DIRECTIONS FOR THIS TASK: Every line below needs to be returned exactly as written.

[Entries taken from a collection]
● ● ● ● ● ● ●
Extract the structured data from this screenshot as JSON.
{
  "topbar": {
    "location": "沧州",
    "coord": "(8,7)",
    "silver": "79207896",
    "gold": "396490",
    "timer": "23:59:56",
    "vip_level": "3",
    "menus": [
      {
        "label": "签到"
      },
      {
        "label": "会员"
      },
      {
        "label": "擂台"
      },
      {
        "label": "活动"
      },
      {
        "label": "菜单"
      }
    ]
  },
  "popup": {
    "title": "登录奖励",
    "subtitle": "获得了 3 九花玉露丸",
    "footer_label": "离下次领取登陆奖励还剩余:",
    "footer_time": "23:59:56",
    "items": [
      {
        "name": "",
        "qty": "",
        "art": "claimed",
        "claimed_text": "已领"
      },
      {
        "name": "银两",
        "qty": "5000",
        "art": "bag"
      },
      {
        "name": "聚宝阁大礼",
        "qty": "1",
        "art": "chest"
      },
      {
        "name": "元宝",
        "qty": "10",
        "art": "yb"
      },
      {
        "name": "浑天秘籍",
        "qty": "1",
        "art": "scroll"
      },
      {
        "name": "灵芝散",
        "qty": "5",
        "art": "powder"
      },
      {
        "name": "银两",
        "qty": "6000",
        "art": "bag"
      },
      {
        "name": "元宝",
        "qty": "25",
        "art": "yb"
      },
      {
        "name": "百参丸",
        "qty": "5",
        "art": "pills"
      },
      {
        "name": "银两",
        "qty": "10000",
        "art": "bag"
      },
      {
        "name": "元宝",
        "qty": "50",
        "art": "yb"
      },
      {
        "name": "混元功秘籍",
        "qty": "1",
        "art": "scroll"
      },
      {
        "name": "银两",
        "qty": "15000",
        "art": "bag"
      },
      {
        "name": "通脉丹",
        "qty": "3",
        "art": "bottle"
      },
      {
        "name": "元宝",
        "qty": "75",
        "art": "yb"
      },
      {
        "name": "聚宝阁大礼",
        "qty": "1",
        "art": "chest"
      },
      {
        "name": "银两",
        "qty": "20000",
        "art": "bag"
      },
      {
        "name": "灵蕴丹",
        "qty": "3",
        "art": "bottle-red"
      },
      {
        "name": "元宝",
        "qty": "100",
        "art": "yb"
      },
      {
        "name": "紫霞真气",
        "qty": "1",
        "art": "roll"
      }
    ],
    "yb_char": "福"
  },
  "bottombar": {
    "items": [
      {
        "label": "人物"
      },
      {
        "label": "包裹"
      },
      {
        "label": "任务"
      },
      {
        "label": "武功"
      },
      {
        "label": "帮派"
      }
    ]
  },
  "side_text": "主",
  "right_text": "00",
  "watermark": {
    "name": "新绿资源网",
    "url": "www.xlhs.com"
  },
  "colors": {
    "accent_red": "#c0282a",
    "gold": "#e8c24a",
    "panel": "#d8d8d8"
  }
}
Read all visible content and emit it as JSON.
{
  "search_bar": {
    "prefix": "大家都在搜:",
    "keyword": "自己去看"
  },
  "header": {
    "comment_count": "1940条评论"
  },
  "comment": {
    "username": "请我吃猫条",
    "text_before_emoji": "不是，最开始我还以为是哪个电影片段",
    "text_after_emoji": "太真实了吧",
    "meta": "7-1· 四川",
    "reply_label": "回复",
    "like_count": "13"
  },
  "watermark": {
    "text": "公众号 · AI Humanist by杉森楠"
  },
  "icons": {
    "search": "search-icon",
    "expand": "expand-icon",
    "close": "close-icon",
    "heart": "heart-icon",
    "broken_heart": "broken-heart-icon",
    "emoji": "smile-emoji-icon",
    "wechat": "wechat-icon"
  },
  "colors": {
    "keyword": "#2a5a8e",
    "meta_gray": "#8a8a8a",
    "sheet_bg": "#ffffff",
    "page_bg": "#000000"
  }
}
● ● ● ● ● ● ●
EXERCISE SOLUTION:
Extract the structured data from this screenshot as JSON.
{
  "topbar": {
    "location": "沧州",
    "coord": "(8,7)",
    "silver": "79207896",
    "gold": "396490",
    "timer": "23:59:56",
    "vip_level": "3",
    "menus": [
      {
        "label": "签到"
      },
      {
        "label": "会员"
      },
      {
        "label": "擂台"
      },
      {
        "label": "活动"
      },
      {
        "label": "菜单"
      }
    ]
  },
  "popup": {
    "title": "登录奖励",
    "subtitle": "获得了 3 九花玉露丸",
    "footer_label": "离下次领取登陆奖励还剩余:",
    "footer_time": "23:59:56",
    "items": [
      {
        "name": "",
        "qty": "",
        "art": "claimed",
        "claimed_text": "已领"
      },
      {
        "name": "银两",
        "qty": "5000",
        "art": "bag"
      },
      {
        "name": "聚宝阁大礼",
        "qty": "1",
        "art": "chest"
      },
      {
        "name": "元宝",
        "qty": "10",
        "art": "yb"
      },
      {
        "name": "浑天秘籍",
        "qty": "1",
        "art": "scroll"
      },
      {
        "name": "灵芝散",
        "qty": "5",
        "art": "powder"
      },
      {
        "name": "银两",
        "qty": "6000",
        "art": "bag"
      },
      {
        "name": "元宝",
        "qty": "25",
        "art": "yb"
      },
      {
        "name": "百参丸",
        "qty": "5",
        "art": "pills"
      },
      {
        "name": "银两",
        "qty": "10000",
        "art": "bag"
      },
      {
        "name": "元宝",
        "qty": "50",
        "art": "yb"
      },
      {
        "name": "混元功秘籍",
        "qty": "1",
        "art": "scroll"
      },
      {
        "name": "银两",
        "qty": "15000",
        "art": "bag"
      },
      {
        "name": "通脉丹",
        "qty": "3",
        "art": "bottle"
      },
      {
        "name": "元宝",
        "qty": "75",
        "art": "yb"
      },
      {
        "name": "聚宝阁大礼",
        "qty": "1",
        "art": "chest"
      },
      {
        "name": "银两",
        "qty": "20000",
        "art": "bag"
      },
      {
        "name": "灵蕴丹",
        "qty": "3",
        "art": "bottle-red"
      },
      {
        "name": "元宝",
        "qty": "100",
        "art": "yb"
      },
      {
        "name": "紫霞真气",
        "qty": "1",
        "art": "roll"
      }
    ],
    "yb_char": "福"
  },
  "bottombar": {
    "items": [
      {
        "label": "人物"
      },
      {
        "label": "包裹"
      },
      {
        "label": "任务"
      },
      {
        "label": "武功"
      },
      {
        "label": "帮派"
      }
    ]
  },
  "side_text": "主",
  "right_text": "00",
  "watermark": {
    "name": "新绿资源网",
    "url": "www.xlhs.com"
  },
  "colors": {
    "accent_red": "#c0282a",
    "gold": "#e8c24a",
    "panel": "#d8d8d8"
  }
}
Read all visible content and emit it as JSON.
{
  "search_bar": {
    "prefix": "大家都在搜:",
    "keyword": "自己去看"
  },
  "header": {
    "comment_count": "1940条评论"
  },
  "comment": {
    "username": "请我吃猫条",
    "text_before_emoji": "不是，最开始我还以为是哪个电影片段",
    "text_after_emoji": "太真实了吧",
    "meta": "7-1· 四川",
    "reply_label": "回复",
    "like_count": "13"
  },
  "watermark": {
    "text": "公众号 · AI Humanist by杉森楠"
  },
  "icons": {
    "search": "search-icon",
    "expand": "expand-icon",
    "close": "close-icon",
    "heart": "heart-icon",
    "broken_heart": "broken-heart-icon",
    "emoji": "smile-emoji-icon",
    "wechat": "wechat-icon"
  },
  "colors": {
    "keyword": "#2a5a8e",
    "meta_gray": "#8a8a8a",
    "sheet_bg": "#ffffff",
    "page_bg": "#000000"
  }
}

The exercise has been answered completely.